School District 65 is implementing a new student data management system called “School Information System” (SISK12), developed by Tyler Technologies. “It has a number of fairly phenomenal features,” said Superintendent Hardy Murphy, “including a parent portal to increase communication and access to information for parents and other stakeholders.”

Lora Taira, assistant director of information services for the District, said the system will maintain standardized student data with a high level of security, enable District personnel to quickly access the information and to make better decisions by monitoring trends in attendance, discipline, test scores and other data, and enhance communication with parents.

She outlined some features of the new system:


Registration/Enrollment: The system will maintain a central database of students enrolled in the District, and it may be used to help streamline the enrollment process. The system also has a document management piece, which can electronically store documents for each student, such as a birth certificate. This year, the District used the system to help plan efficient bus routes.

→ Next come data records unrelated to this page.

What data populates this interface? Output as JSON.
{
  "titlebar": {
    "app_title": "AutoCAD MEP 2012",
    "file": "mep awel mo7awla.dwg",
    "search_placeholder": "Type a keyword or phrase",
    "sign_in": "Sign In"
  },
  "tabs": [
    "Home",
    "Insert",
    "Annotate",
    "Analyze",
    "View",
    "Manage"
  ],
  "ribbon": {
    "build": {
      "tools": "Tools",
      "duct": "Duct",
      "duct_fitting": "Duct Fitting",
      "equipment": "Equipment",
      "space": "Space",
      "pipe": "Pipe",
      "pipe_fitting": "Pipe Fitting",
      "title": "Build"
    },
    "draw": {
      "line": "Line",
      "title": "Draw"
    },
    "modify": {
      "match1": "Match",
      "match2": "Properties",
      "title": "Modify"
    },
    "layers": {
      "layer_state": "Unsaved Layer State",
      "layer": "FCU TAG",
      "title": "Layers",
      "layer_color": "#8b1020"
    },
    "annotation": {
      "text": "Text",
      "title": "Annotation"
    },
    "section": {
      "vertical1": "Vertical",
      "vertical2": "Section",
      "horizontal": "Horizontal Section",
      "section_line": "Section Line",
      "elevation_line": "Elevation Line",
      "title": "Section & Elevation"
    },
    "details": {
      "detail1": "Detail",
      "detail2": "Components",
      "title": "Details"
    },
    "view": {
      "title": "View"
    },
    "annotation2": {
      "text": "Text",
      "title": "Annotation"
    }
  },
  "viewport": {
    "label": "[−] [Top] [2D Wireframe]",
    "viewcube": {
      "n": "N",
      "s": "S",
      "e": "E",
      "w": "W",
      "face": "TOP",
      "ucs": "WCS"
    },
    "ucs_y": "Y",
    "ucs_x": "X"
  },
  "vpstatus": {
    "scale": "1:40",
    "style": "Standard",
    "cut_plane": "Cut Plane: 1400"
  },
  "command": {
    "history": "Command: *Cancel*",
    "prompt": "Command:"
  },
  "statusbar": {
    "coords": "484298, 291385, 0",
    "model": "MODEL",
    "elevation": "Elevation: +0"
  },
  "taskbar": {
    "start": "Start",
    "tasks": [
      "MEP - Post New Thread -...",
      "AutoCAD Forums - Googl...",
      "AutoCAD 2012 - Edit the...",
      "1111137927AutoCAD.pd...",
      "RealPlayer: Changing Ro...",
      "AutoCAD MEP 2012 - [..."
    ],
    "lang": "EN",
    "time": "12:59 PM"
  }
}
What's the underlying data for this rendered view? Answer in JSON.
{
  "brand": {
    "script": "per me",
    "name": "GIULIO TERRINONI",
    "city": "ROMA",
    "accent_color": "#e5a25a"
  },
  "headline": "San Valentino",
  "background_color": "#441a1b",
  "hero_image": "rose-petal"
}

Health Information: Teachers will have access to student health information, including allergies, immunizations and other medical conditions. The privacy and confidentiality of the information will be maintained in compliance with HIPAA, said Ms. Taira.


Test and Performance Tracking: Teachers will have access to assessment information for each student. Ms. Taira said the District will input Illinois Standard Achievement (ISAT) scores for each student, and will input results on the Measure of Academic Progress (MAP) test and other curriculum-based assessments.


Grade Book: Teachers may use the grade book to track daily assignments, to record student progress on assignments, and to calculate and record end-of-term grades. Middle school teachers will be expected to use the grade book. Elementary school teachers are not encouraged to use the grade book, but will have the option to do so, said Ms. Taira.


Attendance/Discipline: Teachers will track attendance, suspensions and expulsions on the system, and will be able to analyze trends.


The District may use the system to send e-mail communications to parents.

The system may also be used to assist in teacher assignments and student scheduling. The District is still investigating other potential features, including features that assist in creating and tracking compliance with Individual Education Programs for students with a disability, in using Response to Intervention (RTI), and in processing applications for food services.

Paul Brinson, chief information officer for the District, said, “A key part of this is the tools they have for doing data analysis and bringing together all the pieces of data together on the teacher’s desktop, so the teachers can work with it … and know what’s going on with each child.”

He added, “We feel the system is very secure. … It uses the same transaction processing that is used by your bank account and other financial providers.”

Ms. Taira said the system is used by a lot of schools in Missouri and by schools in Fremont and Joliet. Mr. Brinson said Tyler provides computer services to more than 2,000 school districts. “The system is used quite extensively,” he said.

The Parent Portal

The system will provide parents and students with a portal that will allow them to have real-time access to certain information. Families will have access to a family calendar, attendance records, health records, the homework page, and, over time, the grade book. The grade book will not be available until teachers are more comfortable using the system, said Ms. Taira.

The portal will be accessible via a password-secure login, said Ms. Taira.

Board member Katie Bailey asked whether middle school teachers will be required to make the grade book available through the parent portal. This was apparently an open issue.

After a brief discussion, Dr. Murphy said, “There’s a tool available to us for making sure we have greater communication with parents, and I think the expectation is – from what everybody’s saying – we want it to be used on both sides of the equation: the teachers as far as reporting out what’s going on with students in the classroom, and the parents in terms of accessing that information. … I think that’s an expectation that we need to address.”

Paul Brinson said it would represent a “culture change” for teachers to open up their grade book. He said he saw three parts to rolling out the parent portal. “The first part is parents being able to see information about their student – to look at their attendance, to look at fairly concrete types of information,” he said. “The second part will be how we work with the grade book and the grade-reporting piece and how we open it up to parents. The third part is beginning to allow parents into the system to do things like upgrading addresses and that sort of thing.”

“Bringing parents into the system is a gradual process that will take place over the year,” Mr. Brinson added.

Dr. Murphy said, “If we’re talking about using this tool [the parent portal] and using it consistently, it’s going to have to be a District-wide expectation.”

The District is working on ways to make the parent portal accessible to parents without a computer in the home, and is considering placing computers in the Joseph E. Hill Early Childhood and Administration Center and at other locations.

Larry Gavin was a co-founder of the Evanston RoundTable in 1998 and assisted in its conversion to a non-profit in 2021. He has received many journalism awards for his articles on education, housing and...